Answer: The Contempt Petition is a separate filing. The Court will issue a Show Cause Order and a Writ of Summons and schedule a separate Contempt Hearing. At that hearing, the only issue before the Court will be whether or not she broke the terms of the Order, changing custody will not be discussed unless the Magistrate finds her contemptuous behavior so egregious that it warrants a change.
Meanwhile your Petition to Modify Custody will continue in its normal course.
Will I have to split my earnings with my husband following our divorce?
Question: I own my own business and make most of the money in our household. I am married but it’s very rocky. In the event of a divorce, can my husband attempt to acquire the funds I work hard for? I do pay more bills than he does.
Answer: If you own your own business your husband may seek to have the business valued in order to get a buyout of his marital equity. This is costly and it is difficult to prove the value of a business. Depending on the type of business you have, you may have what is called “personal goodwill” which is non-marital property and not subject to division by a Court.
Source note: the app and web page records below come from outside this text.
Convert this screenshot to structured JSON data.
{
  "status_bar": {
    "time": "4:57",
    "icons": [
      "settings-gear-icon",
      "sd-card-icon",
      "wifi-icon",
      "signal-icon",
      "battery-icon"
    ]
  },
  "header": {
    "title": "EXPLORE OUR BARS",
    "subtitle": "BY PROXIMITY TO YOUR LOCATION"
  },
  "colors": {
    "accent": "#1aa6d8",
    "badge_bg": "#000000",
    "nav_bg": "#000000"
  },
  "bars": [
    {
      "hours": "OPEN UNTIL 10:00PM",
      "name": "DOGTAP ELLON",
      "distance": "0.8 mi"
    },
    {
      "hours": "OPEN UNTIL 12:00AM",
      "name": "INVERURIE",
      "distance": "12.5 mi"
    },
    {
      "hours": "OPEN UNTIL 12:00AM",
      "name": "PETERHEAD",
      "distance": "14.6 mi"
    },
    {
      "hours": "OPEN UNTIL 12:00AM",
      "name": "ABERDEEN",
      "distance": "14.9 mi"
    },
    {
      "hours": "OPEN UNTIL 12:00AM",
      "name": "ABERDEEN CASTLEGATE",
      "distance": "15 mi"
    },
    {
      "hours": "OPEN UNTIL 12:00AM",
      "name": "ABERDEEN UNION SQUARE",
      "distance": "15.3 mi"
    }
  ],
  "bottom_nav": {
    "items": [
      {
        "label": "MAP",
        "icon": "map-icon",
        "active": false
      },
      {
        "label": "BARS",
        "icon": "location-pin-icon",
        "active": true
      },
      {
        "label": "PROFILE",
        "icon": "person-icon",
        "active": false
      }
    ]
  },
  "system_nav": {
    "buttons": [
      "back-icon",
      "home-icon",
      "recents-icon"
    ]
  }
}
Consult an experienced attorney on how best to move forward to protect your assets.
Can I get into trouble for contacting my husband when I have a protective order against him?
Question: I have protective order on him since August 2018. I’m going back home so that we can try to make our marriage work. Will I get in trouble with the Court if I do this since I’m the one who has a protective order against him?
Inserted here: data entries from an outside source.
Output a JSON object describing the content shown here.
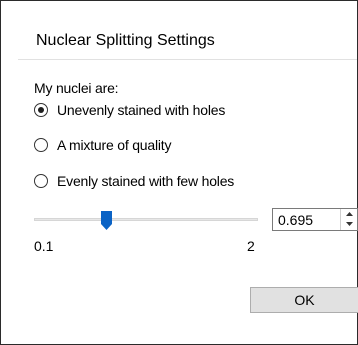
{
  "dialog": {
    "title": "Nuclear Splitting Settings"
  },
  "prompt": "My nuclei are:",
  "options": [
    {
      "label": "Unevenly stained with holes",
      "checked": true
    },
    {
      "label": "A mixture of quality",
      "checked": false
    },
    {
      "label": "Evenly stained with few holes",
      "checked": false
    }
  ],
  "slider": {
    "min_label": "0.1",
    "max_label": "2",
    "min": 0.1,
    "max": 2,
    "value": 0.695
  },
  "spinbox": {
    "value": "0.695"
  },
  "buttons": {
    "ok_label": "OK"
  },
  "colors": {
    "slider_thumb": "#0b63c5",
    "selected_dot": "#1e1e1e"
  },
  "icons": {
    "spin_up": "triangle-up-icon",
    "spin_down": "triangle-down-icon"
  }
}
Answer: You cannot get in trouble — but he could get in trouble.
The Order is against him, not you. So, if he has contact with you, he is trusting you not to file charges against him. On the other hand, you are trusting him not to abuse you again. Your safety is most important so I hope that he got help to address his anger and hurt. If not, statistically speaking he will do it again and very soon: I hope that does not happen.
You could file a Motion to Rescind the Protective Order and if I was his attorney, I’d insist on that.
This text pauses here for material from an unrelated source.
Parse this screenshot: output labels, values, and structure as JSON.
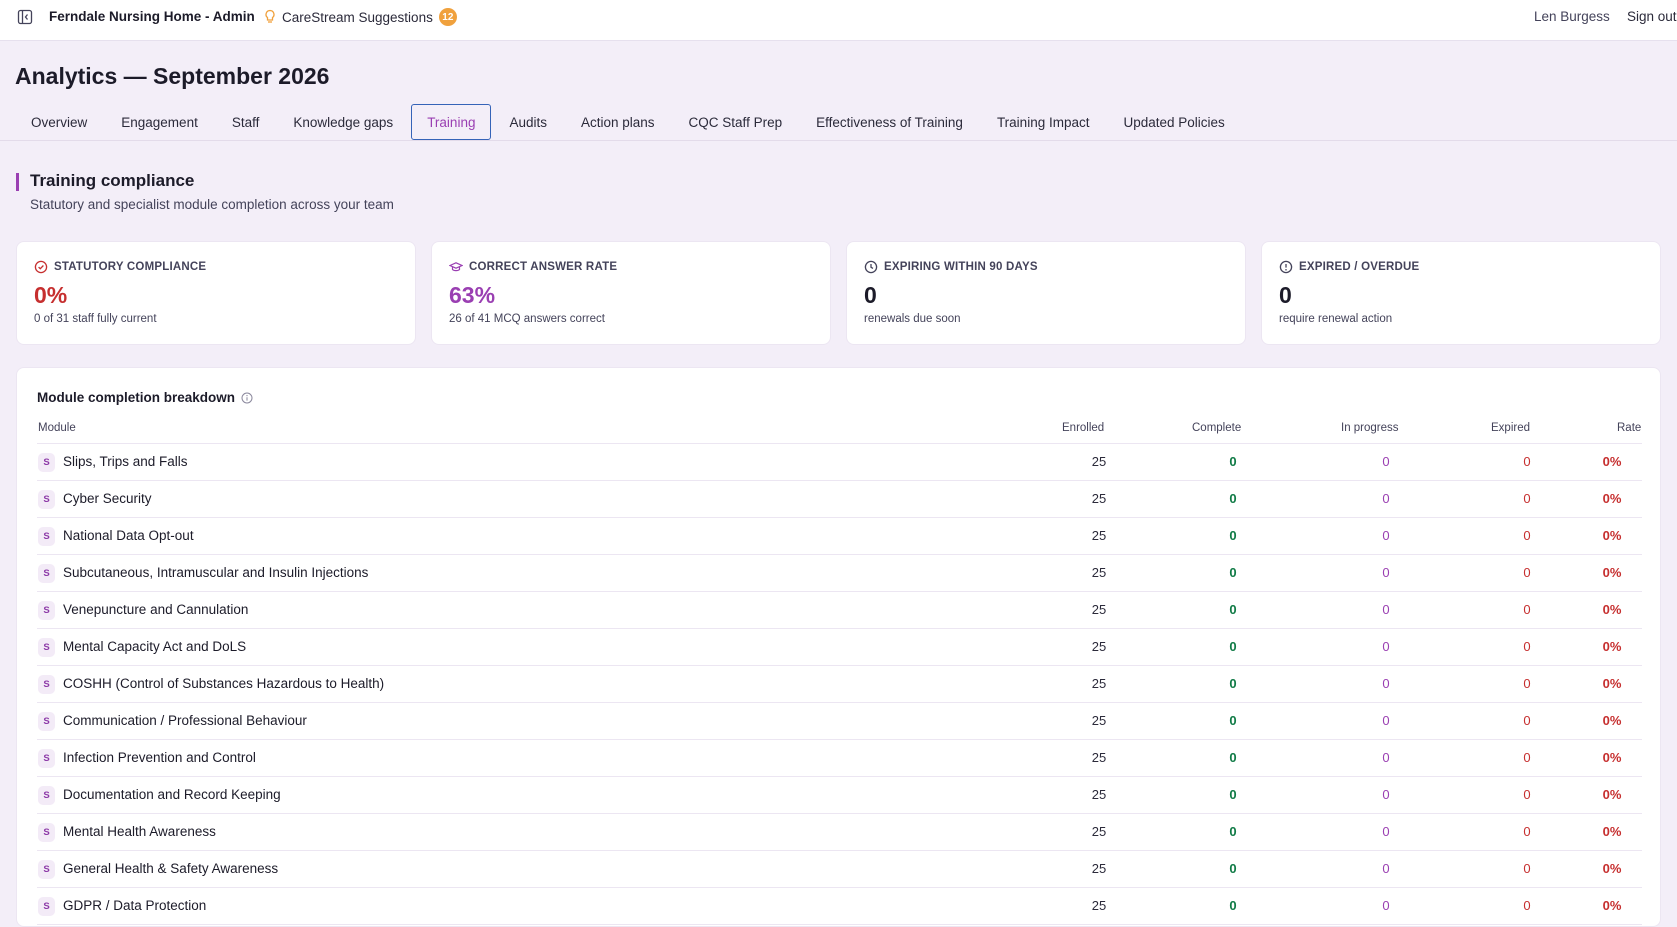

Can someone that has outstanding criminal warrants still collect child support?
Question: My ex is on the run but I am still paying back child support for kids that are in my care.
Answer: You owe “back” child support or arrears until they are paid off regardless of which parent has custody.
What should I do if my ex is violating the Court Order?
Question: It’s been a long road but my children’s father has done everything possible to not return my children even though the court order states I have them Monday until Friday and he has every other weekend from Friday to Sunday. He keeps showing up at school and taking my soon. What can I do?
Answer: If your ex is breaking a court order, you should have other remedies such as Contempt and/or parent kidnapping. Maryland has a law that says that if you keep a child in contravention of a court’s custody order for longer than 48 hours you can be prosecuted for parental kidnapping – but there has to be a court order.
If the Courts gave you custody, the Court will enforce its own Order and protect your child.
** Act immediately!
Can I deny court ordered visitation if I fear for my daughter’s safety?
Question: Mother has a history of drug abuse, homelessness, absconding with the child, and cutting off all contact. Her behavior has escalated recently. She will not disclose her latest address. My child is having personality changes, nightmares, and accidents. There is an existing custody order. What can I do?
Answer: You have the right to file for a protective order. However, I do not think that would be the best route. A ground for a protective order would be mental or physical injury to a child; neglect is not a ground for a protective order. Additionally, if you have a custody order most Courts prefer to address custody issues within the custody case rather than through a protective order case. You should consult with an attorney to discuss the option of filing for a modification of custody and requesting an emergency hearing. You also have the right to contact CPS if you fear that your child is being abused and/or neglected.